To make measurements beyond the surface layer we knew that we needed to get more power to the sampling point. We began by increasing the throughput of our portable Raman system to provide greater sensitivity and decreased measurement times, while still giving predominantly a surface measurement. The result is the STRam, a portable Raman instrument that has see-through capability.
The system is comprised of: the patent-pending probe, a high-throughput spectrometer, and specialized algorithms for the identification of the samples from the spectrum, which has contributions from the surface layers and underlying sample. Our design uses a coaxial excitation and collection path of the signal that is utilized in conventional Raman to measure beyond the diffusely scattering layers that cover a sample.
The STRam probe is designed to cover a larger surface area and increase the sampling depth compared with conventional Raman, so that the Raman spectrum beneath diffusely scattering opaque layers can be measured without being overwhelmed by the Raman signal of the surface layer.
The STRam is operated through an embedded touchscreen computer with software that walks users through the measurement steps and gives a match result in seconds. Our customers – who work in forensics, customs, border agencies, and pharmaceutical companies – wanted the ability to use commercial spectral libraries, as well as the ability to develop custom libraries. So we developed libraries and software to fulfill this demand, including a full narcotics library and 21CFR part 11 compliant ID software.
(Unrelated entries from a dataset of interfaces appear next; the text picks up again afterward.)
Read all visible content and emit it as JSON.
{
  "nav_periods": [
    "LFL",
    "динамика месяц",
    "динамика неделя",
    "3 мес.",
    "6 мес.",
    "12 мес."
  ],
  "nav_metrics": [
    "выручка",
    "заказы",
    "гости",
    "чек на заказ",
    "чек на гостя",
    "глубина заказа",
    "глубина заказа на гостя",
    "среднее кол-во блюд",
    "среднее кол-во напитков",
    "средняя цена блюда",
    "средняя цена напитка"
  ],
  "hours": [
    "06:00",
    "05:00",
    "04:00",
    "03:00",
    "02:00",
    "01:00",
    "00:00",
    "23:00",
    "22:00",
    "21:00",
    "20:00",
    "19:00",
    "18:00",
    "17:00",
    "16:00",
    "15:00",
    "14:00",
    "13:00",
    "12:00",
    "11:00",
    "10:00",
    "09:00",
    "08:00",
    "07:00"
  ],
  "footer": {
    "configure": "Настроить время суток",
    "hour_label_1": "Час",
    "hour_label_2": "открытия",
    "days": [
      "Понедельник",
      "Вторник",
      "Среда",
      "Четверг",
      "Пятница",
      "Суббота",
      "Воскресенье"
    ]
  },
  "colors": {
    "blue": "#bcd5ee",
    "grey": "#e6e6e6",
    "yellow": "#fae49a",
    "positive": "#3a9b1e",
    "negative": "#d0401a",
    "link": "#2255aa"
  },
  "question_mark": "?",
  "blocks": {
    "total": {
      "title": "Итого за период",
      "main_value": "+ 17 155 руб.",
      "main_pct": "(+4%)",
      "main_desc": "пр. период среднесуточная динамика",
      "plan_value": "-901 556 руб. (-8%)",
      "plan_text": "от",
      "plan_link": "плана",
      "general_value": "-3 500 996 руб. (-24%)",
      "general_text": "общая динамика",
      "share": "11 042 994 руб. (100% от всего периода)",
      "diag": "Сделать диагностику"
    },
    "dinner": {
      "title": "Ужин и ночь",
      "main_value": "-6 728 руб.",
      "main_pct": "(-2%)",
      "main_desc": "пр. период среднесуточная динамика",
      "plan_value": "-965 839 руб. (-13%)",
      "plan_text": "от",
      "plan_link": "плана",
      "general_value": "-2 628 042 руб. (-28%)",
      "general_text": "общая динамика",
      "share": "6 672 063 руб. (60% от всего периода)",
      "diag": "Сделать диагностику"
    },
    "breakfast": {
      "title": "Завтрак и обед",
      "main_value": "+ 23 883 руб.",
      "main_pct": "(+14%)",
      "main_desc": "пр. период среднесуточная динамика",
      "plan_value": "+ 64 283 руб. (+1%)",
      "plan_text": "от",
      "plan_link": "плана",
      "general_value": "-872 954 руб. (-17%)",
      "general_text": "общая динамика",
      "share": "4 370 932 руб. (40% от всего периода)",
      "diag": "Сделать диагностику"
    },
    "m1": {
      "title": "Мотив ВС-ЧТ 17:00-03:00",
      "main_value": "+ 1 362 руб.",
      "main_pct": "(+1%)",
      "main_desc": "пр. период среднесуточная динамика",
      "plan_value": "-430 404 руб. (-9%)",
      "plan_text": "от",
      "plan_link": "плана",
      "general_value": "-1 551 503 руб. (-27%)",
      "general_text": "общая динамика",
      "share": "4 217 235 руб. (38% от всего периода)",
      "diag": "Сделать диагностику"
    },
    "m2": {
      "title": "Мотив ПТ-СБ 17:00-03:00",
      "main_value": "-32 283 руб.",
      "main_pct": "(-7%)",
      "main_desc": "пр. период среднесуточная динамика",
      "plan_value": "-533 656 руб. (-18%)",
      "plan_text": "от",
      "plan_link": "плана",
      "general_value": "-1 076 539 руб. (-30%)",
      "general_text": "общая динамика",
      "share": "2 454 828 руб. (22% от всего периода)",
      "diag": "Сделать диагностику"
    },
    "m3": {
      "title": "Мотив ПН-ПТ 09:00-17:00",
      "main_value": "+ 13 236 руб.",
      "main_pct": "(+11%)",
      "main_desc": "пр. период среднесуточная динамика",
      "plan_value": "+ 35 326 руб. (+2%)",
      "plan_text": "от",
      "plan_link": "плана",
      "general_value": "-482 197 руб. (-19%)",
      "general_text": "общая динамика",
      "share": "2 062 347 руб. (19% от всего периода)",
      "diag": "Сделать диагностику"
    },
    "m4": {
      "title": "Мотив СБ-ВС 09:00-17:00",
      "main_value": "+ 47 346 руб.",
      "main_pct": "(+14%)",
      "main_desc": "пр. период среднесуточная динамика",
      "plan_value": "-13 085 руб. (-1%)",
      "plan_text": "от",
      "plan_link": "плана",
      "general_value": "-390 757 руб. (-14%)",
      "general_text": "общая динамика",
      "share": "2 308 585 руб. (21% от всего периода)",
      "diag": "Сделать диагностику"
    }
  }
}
Many pharmaceutical companies already rely on handheld Raman for raw material testing through bottles and plastic drum liners. Chemical suppliers are able to verify the contents of their containers without breaking the seal, and because measurements can be done in seconds, can test a large number of packages in short time. Customs agents and postal inspectors who encounter suspicious envelopes can use the STRam to determine if they pose a threat without exposing anyone in the process.
Beyond the solution
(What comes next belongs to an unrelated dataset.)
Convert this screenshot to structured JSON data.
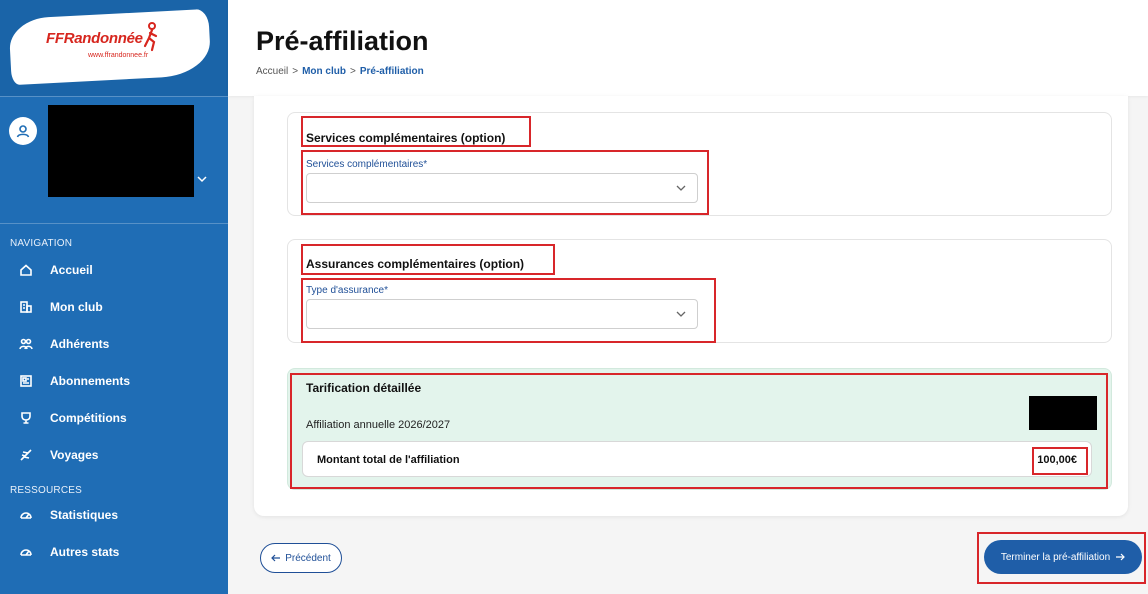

Customers are already asking for the technology to be extended to a handheld instrument, so that is one of our next challenges.
Another challenge for us is to expand the capability of the instrument to work at different laser excitations. Currently, the instrument comes with a 785 nm laser excitation; we want to offer 532 nm (carbon material analysis) and 1064 nm (fluorescence avoidance).
We would like to see the STRam adopted widely for nondestructive, noninvasive inspections across the transportation industry – including logistics and shipping companies and customs and border agencies. This has the potential to help verify that materials are what they should be and to identify unknowns, increasing everyone’s safety.
The laser power can be adjusted to as low as one percent, meaning it can be used in biomedical research and tissue analysis to increase understanding and early diagnosis of disease, with less chance of sample damage. The STRam’s more widely dispersed power could also prove useful in archaeology and conservation to contribute to the understanding of provenance, authenticity, and degradation – samples and artwork are less likely to be damaged and more representative measurements can be made of the samples.
The ability to measure samples inside packages, eliminating the need for sample preparation, is one of the major advantages of Raman. Going that step further and measuring through opaque packages – from white plastic bottles to fiber sacks, envelopes and even skin – allows easy adoption of this fundamental spectroscopic tool in many working environments, in the laboratory or in the field. This could open Raman to many new potential users, for whom it has not previously been a viable tool.
Katherine A. Bakeev is Director of Market & Customer Development at B&W Tek, Newark, Delaware, USA.